In Berry v. American Cent. Ins. Co. of St. Louis (132 N.Y. 49, 57), plaintiff had transferred legal title to his home to his son under an oral agreement that the plaintiff father was to occupy the premises for the duration of his life, keep the property insured, and pay real property taxes.

Summary of this case from Etterle v. Excelsior Ins. Co.

In Berry v. A.C. Ins. Co. (132 N.Y. 49) it was held that a tenant who had agreed verbally with his landlord to keep the demised premises insured has an insurable interest in the property and may insure in his own name to the extent of the amount agreed to be insured, and when no amount is named his interest is the full value.

Summary of this case from Beekman v. Fulton Co. Farmers' Ins. Assn

In Berry v. American Central Insurance Company (132 N.Y. 49) the agent's powers were greatly restricted by stringent provisions of the policy, and yet the knowledge of the agent respecting the title to the property was held imputable to the company.

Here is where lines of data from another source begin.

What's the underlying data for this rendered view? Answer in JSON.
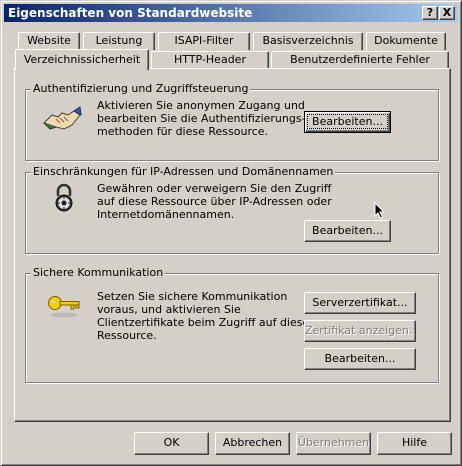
{
  "window": {
    "title": "Eigenschaften von Standardwebsite"
  },
  "title_buttons": {
    "help": "?",
    "close": "X"
  },
  "tabs_back": [
    "Website",
    "Leistung",
    "ISAPI-Filter",
    "Basisverzeichnis",
    "Dokumente"
  ],
  "tabs_front": [
    "Verzeichnissicherheit",
    "HTTP-Header",
    "Benutzerdefinierte Fehler"
  ],
  "sections": {
    "auth": {
      "title": "Authentifizierung und Zugriffsteuerung",
      "text": [
        "Aktivieren Sie anonymen Zugang und",
        "bearbeiten Sie die Authentifizierungs-",
        "methoden für diese Ressource."
      ],
      "button": "Bearbeiten..."
    },
    "ip": {
      "title": "Einschränkungen für IP-Adressen und Domänennamen",
      "text": [
        "Gewähren oder verweigern Sie den Zugriff",
        "auf diese Ressource über IP-Adressen oder",
        "Internetdomänennamen."
      ],
      "button": "Bearbeiten..."
    },
    "secure": {
      "title": "Sichere Kommunikation",
      "text": [
        "Setzen Sie sichere Kommunikation",
        "voraus, und aktivieren Sie",
        "Clientzertifikate beim Zugriff auf diese",
        "Ressource."
      ],
      "buttons": {
        "server_cert": "Serverzertifikat...",
        "view_cert": "Zertifikat anzeigen...",
        "edit": "Bearbeiten..."
      }
    }
  },
  "footer": {
    "ok": "OK",
    "cancel": "Abbrechen",
    "apply": "Übernehmen",
    "help": "Hilfe"
  },
  "icons": {
    "auth": "handshake-icon",
    "ip": "padlock-icon",
    "secure": "key-icon"
  }
}
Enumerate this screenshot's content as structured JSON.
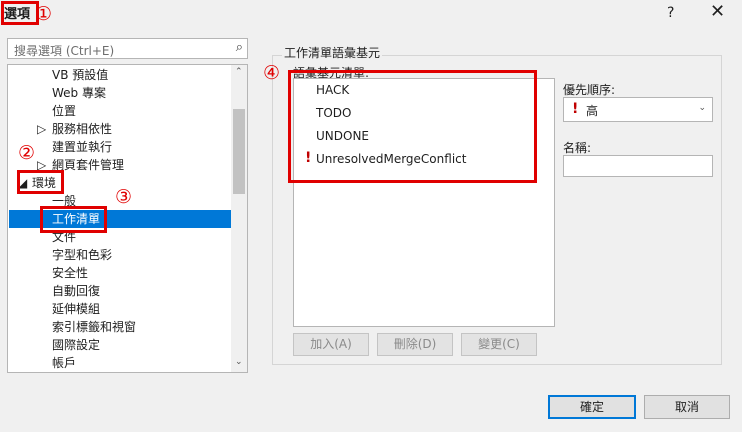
{
  "window": {
    "title": "選項",
    "help": "?",
    "close": "✕"
  },
  "markers": {
    "m1": "①",
    "m2": "②",
    "m3": "③",
    "m4": "④"
  },
  "search": {
    "placeholder": "搜尋選項 (Ctrl+E)",
    "icon": "search-icon"
  },
  "tree": {
    "items": [
      {
        "label": "VB 預設值"
      },
      {
        "label": "Web 專案"
      },
      {
        "label": "位置"
      },
      {
        "label": "服務相依性"
      },
      {
        "label": "建置並執行"
      },
      {
        "label": "網頁套件管理"
      },
      {
        "label": "環境"
      },
      {
        "label": "一般"
      },
      {
        "label": "工作清單"
      },
      {
        "label": "文件"
      },
      {
        "label": "字型和色彩"
      },
      {
        "label": "安全性"
      },
      {
        "label": "自動回復"
      },
      {
        "label": "延伸模組"
      },
      {
        "label": "索引標籤和視窗"
      },
      {
        "label": "國際設定"
      },
      {
        "label": "帳戶"
      }
    ],
    "expand_arrow": "▷",
    "collapse_arrow": "◢",
    "scroll_up": "⌃",
    "scroll_down": "⌄"
  },
  "panel": {
    "group_title": "工作清單語彙基元",
    "list_label": "語彙基元清單:",
    "tokens": [
      {
        "label": "HACK"
      },
      {
        "label": "TODO"
      },
      {
        "label": "UNDONE"
      },
      {
        "label": "UnresolvedMergeConflict"
      }
    ],
    "warn_icon": "!",
    "buttons": {
      "add": "加入(A)",
      "delete": "刪除(D)",
      "change": "變更(C)"
    },
    "priority_label": "優先順序:",
    "priority_value": "高",
    "priority_chevron": "⌄",
    "name_label": "名稱:"
  },
  "footer": {
    "ok": "確定",
    "cancel": "取消"
  },
  "colors": {
    "accent": "#0078d7",
    "annotation": "#e00000",
    "priority_high": "#c00000"
  }
}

Summary of this case from McGuire v. Hartford Fire Ins. Co.

In Berry v. American Cent. Ins. Co. of St. Louis (132 N.Y. 49, supra), the plaintiff, a tenant in possession under an oral lease from his son was held to have an insurable interest although concededly the lease was void under the Statute of Frauds.

Summary of this case from Deck v. Chautauqua Co. Fire rel
Case details for

Berry v. A.C. Ins. Co.

Case Details


Court:Court of Appeals of the State of New York

Date published: Mar 8, 1892


132 N.Y. 49 (N.Y. 1892)
30 N.E. 254

Citing Cases

Deck v. Chautauqua Co. Fire rel

A review of New York State annotations cited in support of the quoted text, together with the additional case…

Young v. New York State Elec. Gas Corp.

The distinction between the law and equity sides of the court concerning what constitutes fraud in this…